Thus G&C nabbed the contract, sold the School District $3.1 million dollars worth of dirt and of course never constructed the first catfish pond, likely because that was never part of Cobb’s master plan to make money Jackson County style. Here is a picture of the site from earlier this year courtesy of the folks at Google Earth.
In fact, Mr. Cobb would die young on October 21, 2013 then as a resident of Oxford Mississippi according to his obituary, which was obtained by Slabbed New Media. And just as Mr. Cobb died young, so did his company because on December 11, 2012 G&C Construction filed for Chapter 11 bankruptcy. This was ultimately converted to a Chapter 7 liquidation as the company was unable to reorganize its affairs. Included as a creditor was the United States EPA, which tagged G&C with Clean Water Act violations related to the construction of the road used to extract and haul the dirt to the high School construction site. I reckon Mr. McKay was wrong about G&C having all the required permits as the EPA begged to differ practically from the start of the operation in late 2009:
Normally, voters that are sold out by their elected representative would get a chance to evaluate the job performance of their elected official at least every four years in a voting booth but in a final show of what makes Jackson County such a special place the gang on the Board of Supervisors made sure McKay’s problem was taken care of by redistricting the area into District One in 2013. Again we turn to the County Coms Department for the skinny:
“You will have different constituents come Jan. 1,” attorney Parker Berry told supervisors this morning.
Berry works for firm Butler, Snow, O’Mara, Stevens & Cannada.
“I didn’t realize that,” Supervisor John McKay said. “I figured the new maps would take over at the next general election.”
McKay said he’s concerned because his lines and Supervisor Barry Cumbest’s district lines change quite a bit with these new maps.
“It concerns me that there will be people who voted for me that won’t be represented by me anymore,” he said. “And there will be some who didn’t vote for me that I’ll represent. I guess I’ll just have to introduce myself to them.”
McKay predicts “there will be a little confusion for a while” as residents learn who to call when they have a county issue.
Somehow I doubt Mr. McKay included this chapter of his political career in his introduction to his new constituents.

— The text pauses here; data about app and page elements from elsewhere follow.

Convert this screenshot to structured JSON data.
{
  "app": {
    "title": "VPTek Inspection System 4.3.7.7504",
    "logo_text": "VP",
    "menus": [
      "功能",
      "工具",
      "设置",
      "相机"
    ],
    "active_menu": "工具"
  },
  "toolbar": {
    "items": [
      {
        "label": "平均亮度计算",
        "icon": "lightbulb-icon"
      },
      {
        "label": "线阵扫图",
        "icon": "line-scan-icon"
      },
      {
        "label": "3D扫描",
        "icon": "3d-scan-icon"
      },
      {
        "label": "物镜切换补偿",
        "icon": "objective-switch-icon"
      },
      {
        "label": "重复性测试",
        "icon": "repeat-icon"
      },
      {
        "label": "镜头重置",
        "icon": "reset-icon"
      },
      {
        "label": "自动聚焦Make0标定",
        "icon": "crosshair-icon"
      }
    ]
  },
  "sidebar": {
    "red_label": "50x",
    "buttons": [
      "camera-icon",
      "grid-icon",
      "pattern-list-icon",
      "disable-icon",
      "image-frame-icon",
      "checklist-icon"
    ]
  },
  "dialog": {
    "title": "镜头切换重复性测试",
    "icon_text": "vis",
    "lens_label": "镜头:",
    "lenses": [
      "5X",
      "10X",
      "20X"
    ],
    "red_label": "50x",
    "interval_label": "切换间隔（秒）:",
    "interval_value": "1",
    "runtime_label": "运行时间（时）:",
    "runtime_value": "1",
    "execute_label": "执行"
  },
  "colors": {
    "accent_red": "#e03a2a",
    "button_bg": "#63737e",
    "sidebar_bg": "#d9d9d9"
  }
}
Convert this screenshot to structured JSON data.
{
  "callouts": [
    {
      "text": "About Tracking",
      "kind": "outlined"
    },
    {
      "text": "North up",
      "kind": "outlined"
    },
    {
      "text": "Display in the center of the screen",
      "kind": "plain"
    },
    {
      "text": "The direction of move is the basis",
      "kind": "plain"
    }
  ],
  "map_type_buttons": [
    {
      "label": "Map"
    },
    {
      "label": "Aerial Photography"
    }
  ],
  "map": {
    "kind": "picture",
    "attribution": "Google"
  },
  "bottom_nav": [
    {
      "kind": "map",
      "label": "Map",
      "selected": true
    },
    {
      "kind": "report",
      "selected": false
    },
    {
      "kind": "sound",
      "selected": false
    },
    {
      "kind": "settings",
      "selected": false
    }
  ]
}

Let’s review. An out of town contractor just happens to show up and buy land to dig catfish ponds at the same time the new Ocean Springs High School needs a massive amount of dirt. Despite not having all of the required permits, Supervisor John McKay green lights the project while declaring it fishy but in order and completely permitted. Two of the three CONsultants hired by the contractor just so happened to end up in the federal prison a few years later on public corruption charges along with Bill Walker, who was a close fishin’ buddy with Supervisor McKay. Does this sound like Jackson County to you folks? It sure does to me.
This post was made possible only by the support of generous readers in Jackson County.
Edited 7/28/15 10:19AM to correct the redistricting to District One.